Scientific Techniques

A Scientific Technique is a procedure in which experimental and observational methods are used to determine objective results in terms of a particular investigation. The purpose of a technical procedure in which a systematic program is applied is to discover the scientific nature of the object or question under study. The systematic model of evaluation that is applied as a scientific technique is generally categorized and organized so that all the elements fit into a sequence of investigative work.

We briefly describe types of scientific techniques, these methods can be applied in any type of research:

Synthesis: Small samples of the content to be studied are taken and the most relevant aspects of these are determined: changes, alterations by external agents, new reactions, among others, are taken into account for a summary of effects in a given time.

–Growth: When we are studying an organism that thrives in relation to time. A chronology is put together with respect to its progress and the morphological changes that occur.

–Analysis: We study what we have, we determine a list of compounds and components that define the object under scientific study.

–Classification: The different types of materials that make up the object are studied and classified, the explanation of why the presence of these compounds in which it is being studied is sought.

–Observation: These are the methods in which the sample being analyzed cannot be altered or broken down, so it is limited to observing every possible detail of its behavior and effects on other compounds that the study previously relates. Example of this, bacteria and microorganisms that are visualized by means of microscopes.

Scientific techniques also have a scheme to follow:

Identification of the compound to be studied, choice of the mechanisms, instruments and methods used to carry out the study, determination and prior evaluation of the environment in which the scientific study will be carried out, application of the scientific technique, writing or drawing up of a report of data obtained, collection of samples if applicable, presentation of results to the community interested in the investigative process.

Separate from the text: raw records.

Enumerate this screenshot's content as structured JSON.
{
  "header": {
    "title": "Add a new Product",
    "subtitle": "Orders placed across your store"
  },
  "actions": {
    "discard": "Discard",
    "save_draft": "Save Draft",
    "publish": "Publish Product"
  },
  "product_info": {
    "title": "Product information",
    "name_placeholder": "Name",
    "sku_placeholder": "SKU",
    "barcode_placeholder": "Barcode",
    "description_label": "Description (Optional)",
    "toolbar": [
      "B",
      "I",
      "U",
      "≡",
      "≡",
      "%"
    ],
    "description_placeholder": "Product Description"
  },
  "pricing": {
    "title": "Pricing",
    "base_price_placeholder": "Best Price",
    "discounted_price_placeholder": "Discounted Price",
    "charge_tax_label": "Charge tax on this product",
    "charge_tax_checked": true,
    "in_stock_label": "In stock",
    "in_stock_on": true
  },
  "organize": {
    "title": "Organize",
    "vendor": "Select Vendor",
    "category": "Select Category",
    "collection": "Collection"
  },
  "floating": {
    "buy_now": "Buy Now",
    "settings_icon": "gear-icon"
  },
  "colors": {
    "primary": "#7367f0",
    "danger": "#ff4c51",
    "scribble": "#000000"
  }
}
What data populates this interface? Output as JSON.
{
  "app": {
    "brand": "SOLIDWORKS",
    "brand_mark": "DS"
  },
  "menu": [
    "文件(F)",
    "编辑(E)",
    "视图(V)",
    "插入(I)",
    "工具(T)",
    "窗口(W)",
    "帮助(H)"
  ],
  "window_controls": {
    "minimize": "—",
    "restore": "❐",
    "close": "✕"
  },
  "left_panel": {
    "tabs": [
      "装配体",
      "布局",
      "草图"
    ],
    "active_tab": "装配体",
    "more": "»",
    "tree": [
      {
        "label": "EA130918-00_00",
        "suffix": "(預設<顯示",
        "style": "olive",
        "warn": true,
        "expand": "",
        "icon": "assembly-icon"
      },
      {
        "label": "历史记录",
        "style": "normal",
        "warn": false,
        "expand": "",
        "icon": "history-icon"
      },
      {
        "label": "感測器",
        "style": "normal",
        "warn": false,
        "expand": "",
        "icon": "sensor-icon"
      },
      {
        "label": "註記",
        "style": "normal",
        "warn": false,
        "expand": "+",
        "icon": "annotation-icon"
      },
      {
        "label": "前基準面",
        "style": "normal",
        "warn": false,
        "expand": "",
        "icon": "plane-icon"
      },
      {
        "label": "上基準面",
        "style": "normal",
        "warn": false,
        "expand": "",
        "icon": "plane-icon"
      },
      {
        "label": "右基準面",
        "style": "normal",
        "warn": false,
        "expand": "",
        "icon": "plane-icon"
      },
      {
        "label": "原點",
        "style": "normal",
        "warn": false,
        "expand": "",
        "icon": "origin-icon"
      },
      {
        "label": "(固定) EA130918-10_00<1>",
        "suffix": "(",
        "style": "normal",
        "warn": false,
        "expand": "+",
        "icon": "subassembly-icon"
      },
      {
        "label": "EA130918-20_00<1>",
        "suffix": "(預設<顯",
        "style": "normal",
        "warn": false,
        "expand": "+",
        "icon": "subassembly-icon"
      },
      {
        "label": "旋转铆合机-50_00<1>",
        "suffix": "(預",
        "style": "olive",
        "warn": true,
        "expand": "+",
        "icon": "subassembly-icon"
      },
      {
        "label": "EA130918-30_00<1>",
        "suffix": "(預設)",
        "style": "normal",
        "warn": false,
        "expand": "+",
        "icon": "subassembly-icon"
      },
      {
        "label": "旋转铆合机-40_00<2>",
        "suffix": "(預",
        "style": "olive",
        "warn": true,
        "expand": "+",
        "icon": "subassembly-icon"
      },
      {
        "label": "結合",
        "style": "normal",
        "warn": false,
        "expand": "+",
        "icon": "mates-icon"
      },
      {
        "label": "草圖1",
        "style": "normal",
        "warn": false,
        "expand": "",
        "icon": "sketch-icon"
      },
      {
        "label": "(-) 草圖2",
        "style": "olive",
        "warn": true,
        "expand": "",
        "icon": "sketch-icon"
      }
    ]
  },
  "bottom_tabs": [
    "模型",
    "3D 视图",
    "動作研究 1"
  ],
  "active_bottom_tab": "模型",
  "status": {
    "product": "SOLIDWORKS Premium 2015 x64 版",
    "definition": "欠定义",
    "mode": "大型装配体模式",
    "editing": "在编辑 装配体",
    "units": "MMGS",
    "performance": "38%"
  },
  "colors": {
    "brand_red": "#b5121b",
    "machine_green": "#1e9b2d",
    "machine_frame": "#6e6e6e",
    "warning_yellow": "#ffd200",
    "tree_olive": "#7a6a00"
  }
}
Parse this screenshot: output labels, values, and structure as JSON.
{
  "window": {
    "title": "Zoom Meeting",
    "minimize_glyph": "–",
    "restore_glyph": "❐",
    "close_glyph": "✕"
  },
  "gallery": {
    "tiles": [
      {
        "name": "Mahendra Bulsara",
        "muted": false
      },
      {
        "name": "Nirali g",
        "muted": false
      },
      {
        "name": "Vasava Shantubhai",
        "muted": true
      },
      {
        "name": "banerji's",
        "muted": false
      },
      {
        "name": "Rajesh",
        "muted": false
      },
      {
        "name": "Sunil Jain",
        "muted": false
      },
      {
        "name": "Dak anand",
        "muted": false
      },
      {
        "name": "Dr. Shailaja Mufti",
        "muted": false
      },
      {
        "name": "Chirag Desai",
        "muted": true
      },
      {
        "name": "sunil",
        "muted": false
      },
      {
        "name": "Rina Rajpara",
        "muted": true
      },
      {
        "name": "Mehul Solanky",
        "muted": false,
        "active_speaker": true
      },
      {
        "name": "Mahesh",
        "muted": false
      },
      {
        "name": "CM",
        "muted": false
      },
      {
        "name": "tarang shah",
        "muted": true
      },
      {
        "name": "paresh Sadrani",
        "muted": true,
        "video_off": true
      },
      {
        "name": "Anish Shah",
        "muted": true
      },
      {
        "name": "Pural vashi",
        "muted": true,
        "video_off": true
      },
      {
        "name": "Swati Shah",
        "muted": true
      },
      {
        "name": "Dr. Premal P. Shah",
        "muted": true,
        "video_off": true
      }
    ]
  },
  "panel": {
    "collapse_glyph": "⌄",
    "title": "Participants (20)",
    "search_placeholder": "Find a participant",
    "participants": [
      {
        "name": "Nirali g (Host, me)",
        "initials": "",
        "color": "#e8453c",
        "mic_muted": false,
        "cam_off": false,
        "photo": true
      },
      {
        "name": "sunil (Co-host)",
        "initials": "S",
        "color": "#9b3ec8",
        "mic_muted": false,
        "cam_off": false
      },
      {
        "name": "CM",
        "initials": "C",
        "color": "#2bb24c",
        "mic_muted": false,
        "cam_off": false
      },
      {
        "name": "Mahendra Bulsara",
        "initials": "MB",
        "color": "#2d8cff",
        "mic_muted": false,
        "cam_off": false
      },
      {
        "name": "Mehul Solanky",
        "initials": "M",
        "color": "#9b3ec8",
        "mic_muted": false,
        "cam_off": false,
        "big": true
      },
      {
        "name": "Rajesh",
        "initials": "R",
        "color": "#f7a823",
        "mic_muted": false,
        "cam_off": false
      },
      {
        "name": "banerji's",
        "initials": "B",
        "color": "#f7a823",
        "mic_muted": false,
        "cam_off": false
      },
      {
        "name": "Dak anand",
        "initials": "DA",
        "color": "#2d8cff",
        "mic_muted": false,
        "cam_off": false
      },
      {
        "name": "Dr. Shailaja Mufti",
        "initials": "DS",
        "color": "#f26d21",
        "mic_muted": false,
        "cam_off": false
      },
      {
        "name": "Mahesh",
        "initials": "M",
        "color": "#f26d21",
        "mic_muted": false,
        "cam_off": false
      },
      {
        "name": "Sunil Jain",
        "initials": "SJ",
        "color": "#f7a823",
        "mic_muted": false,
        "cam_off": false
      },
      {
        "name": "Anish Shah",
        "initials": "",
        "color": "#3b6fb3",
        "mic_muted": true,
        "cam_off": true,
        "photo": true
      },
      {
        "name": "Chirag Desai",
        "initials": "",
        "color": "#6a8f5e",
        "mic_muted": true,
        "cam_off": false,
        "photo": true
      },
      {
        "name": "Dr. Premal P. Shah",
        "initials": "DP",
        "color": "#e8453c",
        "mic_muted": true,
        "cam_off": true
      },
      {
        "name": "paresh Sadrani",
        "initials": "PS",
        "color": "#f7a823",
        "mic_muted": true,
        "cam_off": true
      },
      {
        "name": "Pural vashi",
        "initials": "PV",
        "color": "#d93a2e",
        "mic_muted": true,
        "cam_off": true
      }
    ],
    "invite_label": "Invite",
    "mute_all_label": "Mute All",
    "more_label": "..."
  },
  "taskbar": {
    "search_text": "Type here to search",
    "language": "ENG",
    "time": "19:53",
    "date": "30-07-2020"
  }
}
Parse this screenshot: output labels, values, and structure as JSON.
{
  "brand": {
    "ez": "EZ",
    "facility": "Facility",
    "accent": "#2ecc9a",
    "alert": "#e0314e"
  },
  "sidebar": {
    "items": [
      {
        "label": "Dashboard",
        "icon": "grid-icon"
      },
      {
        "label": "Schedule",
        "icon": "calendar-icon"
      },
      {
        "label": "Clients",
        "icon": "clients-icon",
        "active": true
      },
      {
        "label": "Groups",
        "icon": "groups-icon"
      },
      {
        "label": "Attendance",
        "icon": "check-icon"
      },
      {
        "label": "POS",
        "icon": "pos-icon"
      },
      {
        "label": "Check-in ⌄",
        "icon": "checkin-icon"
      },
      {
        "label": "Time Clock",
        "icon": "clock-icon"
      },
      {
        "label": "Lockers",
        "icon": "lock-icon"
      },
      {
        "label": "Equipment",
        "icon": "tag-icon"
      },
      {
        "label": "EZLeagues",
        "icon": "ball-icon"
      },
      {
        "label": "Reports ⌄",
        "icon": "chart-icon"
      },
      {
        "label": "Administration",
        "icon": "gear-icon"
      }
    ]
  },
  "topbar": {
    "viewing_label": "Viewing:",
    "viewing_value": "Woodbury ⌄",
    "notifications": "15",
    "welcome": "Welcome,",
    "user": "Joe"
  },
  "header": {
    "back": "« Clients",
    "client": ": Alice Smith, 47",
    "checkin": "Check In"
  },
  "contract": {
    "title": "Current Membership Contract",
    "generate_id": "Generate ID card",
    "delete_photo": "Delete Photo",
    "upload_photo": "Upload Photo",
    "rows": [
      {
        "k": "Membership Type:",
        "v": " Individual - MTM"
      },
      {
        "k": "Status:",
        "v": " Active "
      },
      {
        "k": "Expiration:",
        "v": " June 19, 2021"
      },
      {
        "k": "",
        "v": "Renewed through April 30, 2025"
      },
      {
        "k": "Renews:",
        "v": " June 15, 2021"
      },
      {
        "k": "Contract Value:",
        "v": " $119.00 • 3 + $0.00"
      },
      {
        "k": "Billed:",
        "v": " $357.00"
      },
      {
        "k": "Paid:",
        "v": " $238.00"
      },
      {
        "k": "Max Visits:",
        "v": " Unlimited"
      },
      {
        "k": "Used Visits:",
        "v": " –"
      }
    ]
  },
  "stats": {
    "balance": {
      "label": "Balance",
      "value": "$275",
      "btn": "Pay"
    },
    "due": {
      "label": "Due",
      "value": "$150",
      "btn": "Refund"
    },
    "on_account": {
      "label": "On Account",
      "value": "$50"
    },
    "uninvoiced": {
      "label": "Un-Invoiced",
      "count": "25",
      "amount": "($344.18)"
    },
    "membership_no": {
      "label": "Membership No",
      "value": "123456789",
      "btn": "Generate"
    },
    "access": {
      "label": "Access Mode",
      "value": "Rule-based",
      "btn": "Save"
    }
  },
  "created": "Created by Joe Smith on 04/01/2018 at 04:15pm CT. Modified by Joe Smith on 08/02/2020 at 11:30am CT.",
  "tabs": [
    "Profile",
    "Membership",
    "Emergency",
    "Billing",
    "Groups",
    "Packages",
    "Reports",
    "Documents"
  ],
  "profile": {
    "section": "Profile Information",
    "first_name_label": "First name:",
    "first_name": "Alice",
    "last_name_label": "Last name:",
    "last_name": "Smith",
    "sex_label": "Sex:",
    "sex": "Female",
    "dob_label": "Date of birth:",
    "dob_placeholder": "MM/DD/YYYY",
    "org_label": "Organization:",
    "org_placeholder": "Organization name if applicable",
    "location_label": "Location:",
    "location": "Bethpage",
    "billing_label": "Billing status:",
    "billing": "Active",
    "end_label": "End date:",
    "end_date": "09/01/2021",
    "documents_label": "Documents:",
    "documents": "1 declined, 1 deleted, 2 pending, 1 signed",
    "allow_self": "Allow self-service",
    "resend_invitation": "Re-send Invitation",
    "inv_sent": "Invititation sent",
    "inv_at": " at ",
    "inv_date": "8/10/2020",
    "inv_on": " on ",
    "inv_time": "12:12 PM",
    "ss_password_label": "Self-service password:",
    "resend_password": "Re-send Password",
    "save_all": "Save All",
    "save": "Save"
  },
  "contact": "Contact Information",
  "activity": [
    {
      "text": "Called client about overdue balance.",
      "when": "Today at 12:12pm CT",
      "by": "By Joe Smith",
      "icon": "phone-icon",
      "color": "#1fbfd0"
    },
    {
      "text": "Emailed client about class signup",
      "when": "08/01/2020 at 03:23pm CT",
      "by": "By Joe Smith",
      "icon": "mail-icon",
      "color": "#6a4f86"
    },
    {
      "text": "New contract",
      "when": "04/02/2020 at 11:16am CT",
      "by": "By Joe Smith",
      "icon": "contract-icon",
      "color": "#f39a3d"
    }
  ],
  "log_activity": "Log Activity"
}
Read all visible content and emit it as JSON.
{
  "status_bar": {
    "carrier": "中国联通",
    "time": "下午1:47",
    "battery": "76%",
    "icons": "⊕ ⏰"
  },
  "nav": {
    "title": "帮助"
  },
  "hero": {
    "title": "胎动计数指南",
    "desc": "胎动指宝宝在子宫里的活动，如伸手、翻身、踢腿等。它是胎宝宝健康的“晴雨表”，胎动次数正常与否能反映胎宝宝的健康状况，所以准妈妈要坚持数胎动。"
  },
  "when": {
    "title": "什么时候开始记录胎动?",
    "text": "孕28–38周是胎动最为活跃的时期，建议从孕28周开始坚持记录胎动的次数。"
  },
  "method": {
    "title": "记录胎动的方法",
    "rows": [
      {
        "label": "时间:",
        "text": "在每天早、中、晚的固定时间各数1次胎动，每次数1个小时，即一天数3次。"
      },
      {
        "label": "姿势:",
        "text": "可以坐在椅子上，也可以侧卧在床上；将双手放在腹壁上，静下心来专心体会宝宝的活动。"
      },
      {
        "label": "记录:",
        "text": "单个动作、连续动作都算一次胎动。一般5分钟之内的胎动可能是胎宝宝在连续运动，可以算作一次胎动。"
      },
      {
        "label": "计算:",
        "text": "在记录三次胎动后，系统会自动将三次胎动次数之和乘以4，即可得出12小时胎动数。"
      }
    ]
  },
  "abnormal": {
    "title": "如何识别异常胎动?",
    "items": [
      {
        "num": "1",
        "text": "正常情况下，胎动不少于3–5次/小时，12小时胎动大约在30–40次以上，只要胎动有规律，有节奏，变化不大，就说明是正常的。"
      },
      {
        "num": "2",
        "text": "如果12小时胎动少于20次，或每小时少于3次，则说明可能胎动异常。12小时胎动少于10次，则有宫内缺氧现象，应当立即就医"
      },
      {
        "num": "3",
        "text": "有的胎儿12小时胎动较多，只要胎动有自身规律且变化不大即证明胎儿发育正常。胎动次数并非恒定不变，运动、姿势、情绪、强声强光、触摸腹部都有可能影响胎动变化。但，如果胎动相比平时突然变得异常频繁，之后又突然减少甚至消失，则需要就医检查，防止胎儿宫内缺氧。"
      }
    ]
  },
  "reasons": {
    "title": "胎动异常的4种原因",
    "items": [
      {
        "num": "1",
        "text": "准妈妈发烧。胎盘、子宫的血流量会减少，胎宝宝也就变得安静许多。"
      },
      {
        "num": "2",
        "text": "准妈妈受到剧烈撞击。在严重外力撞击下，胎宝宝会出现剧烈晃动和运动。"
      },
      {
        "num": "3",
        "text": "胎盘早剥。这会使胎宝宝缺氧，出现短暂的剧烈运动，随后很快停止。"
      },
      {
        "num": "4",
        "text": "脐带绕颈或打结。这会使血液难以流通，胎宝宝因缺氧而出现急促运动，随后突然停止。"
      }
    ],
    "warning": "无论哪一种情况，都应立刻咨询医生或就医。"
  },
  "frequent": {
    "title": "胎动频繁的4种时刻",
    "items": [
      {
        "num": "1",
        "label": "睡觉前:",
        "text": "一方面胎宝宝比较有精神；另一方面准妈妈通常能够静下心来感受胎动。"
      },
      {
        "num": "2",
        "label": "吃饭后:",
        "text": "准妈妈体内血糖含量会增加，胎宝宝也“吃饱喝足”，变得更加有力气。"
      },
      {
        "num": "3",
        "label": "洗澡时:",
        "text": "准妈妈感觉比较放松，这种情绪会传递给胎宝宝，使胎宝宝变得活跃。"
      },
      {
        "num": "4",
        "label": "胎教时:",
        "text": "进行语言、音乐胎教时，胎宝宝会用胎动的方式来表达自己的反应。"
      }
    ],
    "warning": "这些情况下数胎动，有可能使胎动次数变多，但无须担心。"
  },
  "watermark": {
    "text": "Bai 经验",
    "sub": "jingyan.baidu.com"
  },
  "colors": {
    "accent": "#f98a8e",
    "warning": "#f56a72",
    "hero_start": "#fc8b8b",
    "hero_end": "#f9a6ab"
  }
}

As technology advances, many scientific techniques have been suppressed to make way for the work of robots and automatic studies through field sensors and images that show more complete data than the human eye can throw.